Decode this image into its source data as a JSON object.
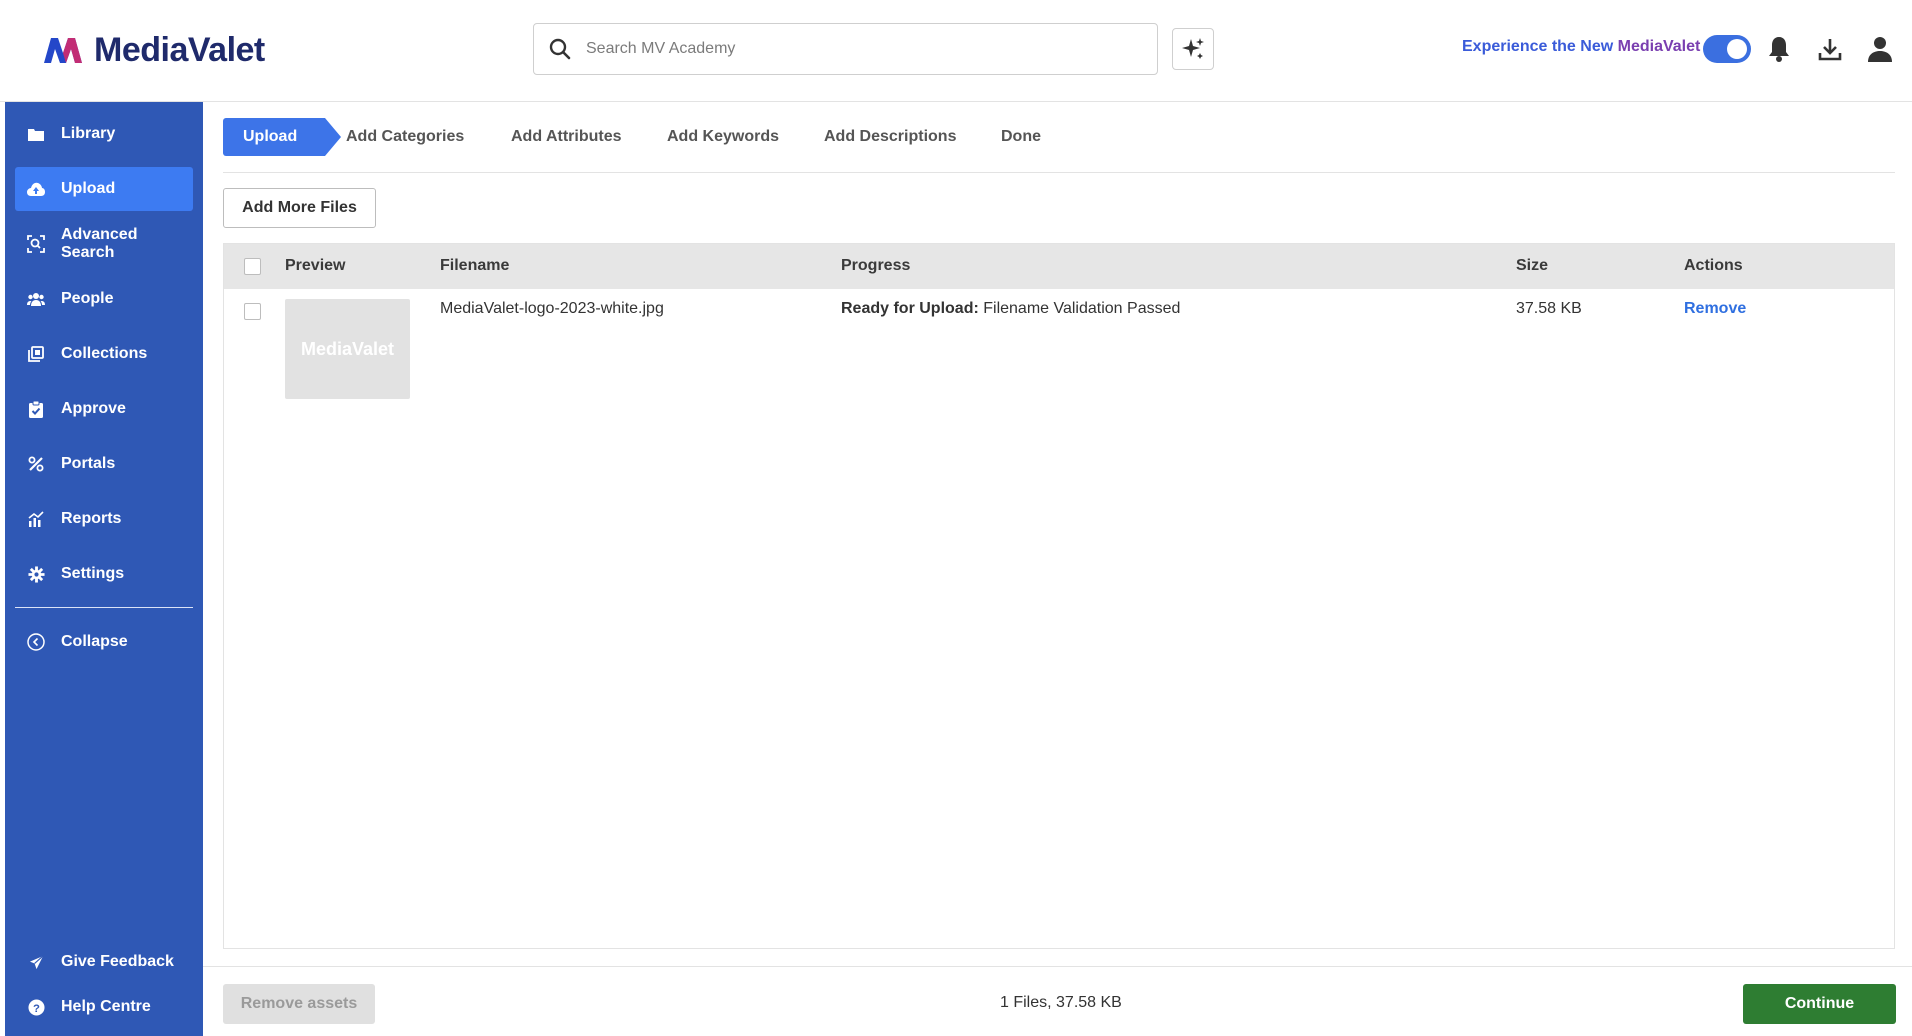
{
  "app": {
    "logo_text": "MediaValet",
    "brand_colors": {
      "logo_dark": "#1f2a6b",
      "sidebar": "#2f58b5",
      "active": "#3d7bf2",
      "continue": "#2e7d32"
    }
  },
  "header": {
    "search_placeholder": "Search MV Academy",
    "experience_label_part1": "Experience the New ",
    "experience_label_part2": "MediaValet",
    "toggle_on": true,
    "icons": [
      "search-icon",
      "sparkle-icon",
      "bell-icon",
      "download-icon",
      "user-icon"
    ]
  },
  "sidebar": {
    "items": [
      {
        "label": "Library",
        "icon": "folder-icon",
        "active": false
      },
      {
        "label": "Upload",
        "icon": "cloud-upload-icon",
        "active": true
      },
      {
        "label": "Advanced Search",
        "icon": "advanced-search-icon",
        "active": false
      },
      {
        "label": "People",
        "icon": "people-icon",
        "active": false
      },
      {
        "label": "Collections",
        "icon": "collections-icon",
        "active": false
      },
      {
        "label": "Approve",
        "icon": "clipboard-check-icon",
        "active": false
      },
      {
        "label": "Portals",
        "icon": "portals-icon",
        "active": false
      },
      {
        "label": "Reports",
        "icon": "chart-icon",
        "active": false
      },
      {
        "label": "Settings",
        "icon": "gear-icon",
        "active": false
      }
    ],
    "collapse_label": "Collapse",
    "feedback_label": "Give Feedback",
    "help_label": "Help Centre"
  },
  "steps": {
    "items": [
      "Upload",
      "Add Categories",
      "Add Attributes",
      "Add Keywords",
      "Add Descriptions",
      "Done"
    ],
    "active_index": 0
  },
  "toolbar": {
    "add_more_label": "Add More Files"
  },
  "table": {
    "headers": {
      "preview": "Preview",
      "filename": "Filename",
      "progress": "Progress",
      "size": "Size",
      "actions": "Actions"
    },
    "rows": [
      {
        "thumb_text": "MediaValet",
        "filename": "MediaValet-logo-2023-white.jpg",
        "progress_status": "Ready for Upload:",
        "progress_detail": " Filename Validation Passed",
        "size": "37.58 KB",
        "action": "Remove"
      }
    ]
  },
  "footer": {
    "remove_assets_label": "Remove assets",
    "summary": "1 Files, 37.58 KB",
    "continue_label": "Continue"
  }
}
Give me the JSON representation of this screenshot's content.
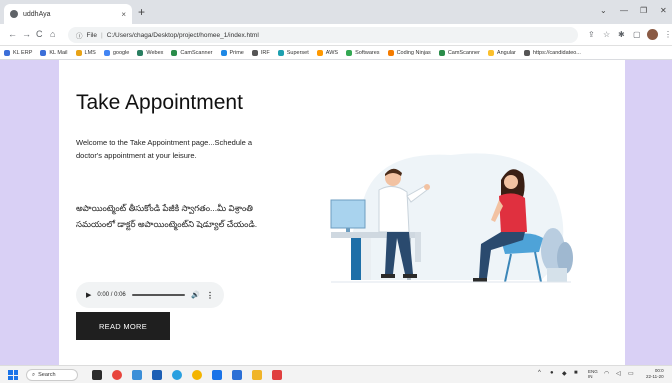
{
  "browser": {
    "tab_title": "uddhAya",
    "tab_close": "×",
    "new_tab": "+",
    "address_label": "File",
    "address": "C:/Users/chaga/Desktop/project/homee_1/index.html",
    "bookmarks": [
      {
        "label": "KL ERP",
        "color": "#3c6fd8"
      },
      {
        "label": "KL Mail",
        "color": "#3c6fd8"
      },
      {
        "label": "LMS",
        "color": "#e8a317"
      },
      {
        "label": "google",
        "color": "#4285f4"
      },
      {
        "label": "Webex",
        "color": "#2a7f62"
      },
      {
        "label": "CamScanner",
        "color": "#2a8c4a"
      },
      {
        "label": "Prime",
        "color": "#1e88e5"
      },
      {
        "label": "IRF",
        "color": "#555555"
      },
      {
        "label": "Superset",
        "color": "#1ea0b0"
      },
      {
        "label": "AWS",
        "color": "#ff9900"
      },
      {
        "label": "Softwares",
        "color": "#34a853"
      },
      {
        "label": "Coding Ninjas",
        "color": "#f57c00"
      },
      {
        "label": "CamScanner",
        "color": "#2a8c4a"
      },
      {
        "label": "Angular",
        "color": "#fbc02d"
      },
      {
        "label": "https://candidateo...",
        "color": "#555555"
      }
    ]
  },
  "page": {
    "title": "Take Appointment",
    "description": "Welcome to the Take Appointment page...Schedule a doctor's appointment at your leisure.",
    "telugu_text": "అపాయింట్మెంట్ తీసుకోండి పేజీకి స్వాగతం...మీ విశ్రాంతి సమయంలో డాక్టర్ అపాయింట్మెంట్‌ని షెడ్యూల్ చేయండి.",
    "audio": {
      "time": "0:00 / 0:06",
      "play_icon": "▶",
      "volume_icon": "🔊",
      "more_icon": "⋮"
    },
    "read_more_label": "READ MORE"
  },
  "taskbar": {
    "search_label": "Search",
    "lang": "ENG",
    "lang_sub": "IN",
    "time": "00:0",
    "date": "22-11-20"
  }
}
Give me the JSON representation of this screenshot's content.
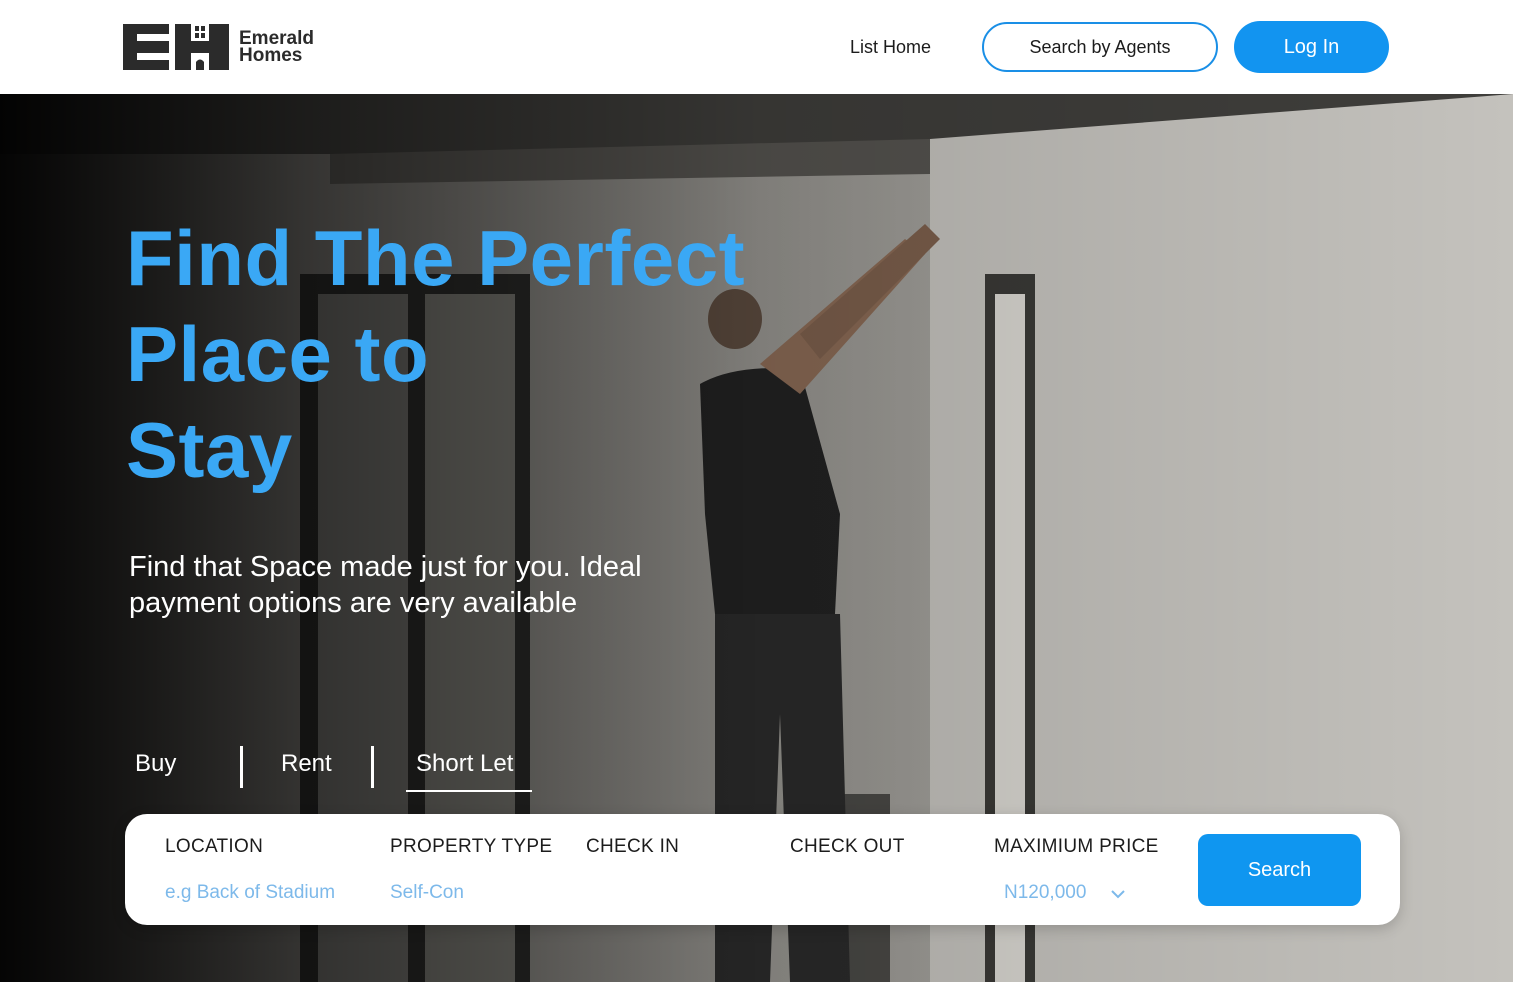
{
  "brand": {
    "name_line1": "Emerald",
    "name_line2": "Homes",
    "mark_letters": "EH"
  },
  "nav": {
    "list_home": "List Home",
    "search_agents": "Search by Agents",
    "login": "Log In"
  },
  "hero": {
    "title_line1": "Find The Perfect",
    "title_line2": "Place to",
    "title_line3": "Stay",
    "subtitle": "Find that Space made just for you. Ideal payment options are very available",
    "title_color": "#3aa8f5"
  },
  "tabs": {
    "buy": "Buy",
    "rent": "Rent",
    "short_let": "Short Let",
    "active": "Short Let"
  },
  "search": {
    "location_label": "LOCATION",
    "location_placeholder": "e.g Back of Stadium",
    "property_type_label": "PROPERTY TYPE",
    "property_type_value": "Self-Con",
    "check_in_label": "CHECK IN",
    "check_out_label": "CHECK OUT",
    "max_price_label": "MAXIMIUM PRICE",
    "max_price_value": "N120,000",
    "button": "Search"
  },
  "colors": {
    "accent": "#1294f0",
    "placeholder": "#7db9ea"
  }
}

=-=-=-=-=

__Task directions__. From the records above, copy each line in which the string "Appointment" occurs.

__Answer area__.
    "title": "Take Appointment",
    "description": "Welcome to the Take Appointment page...Schedule a doctor's appointment at your leisure.",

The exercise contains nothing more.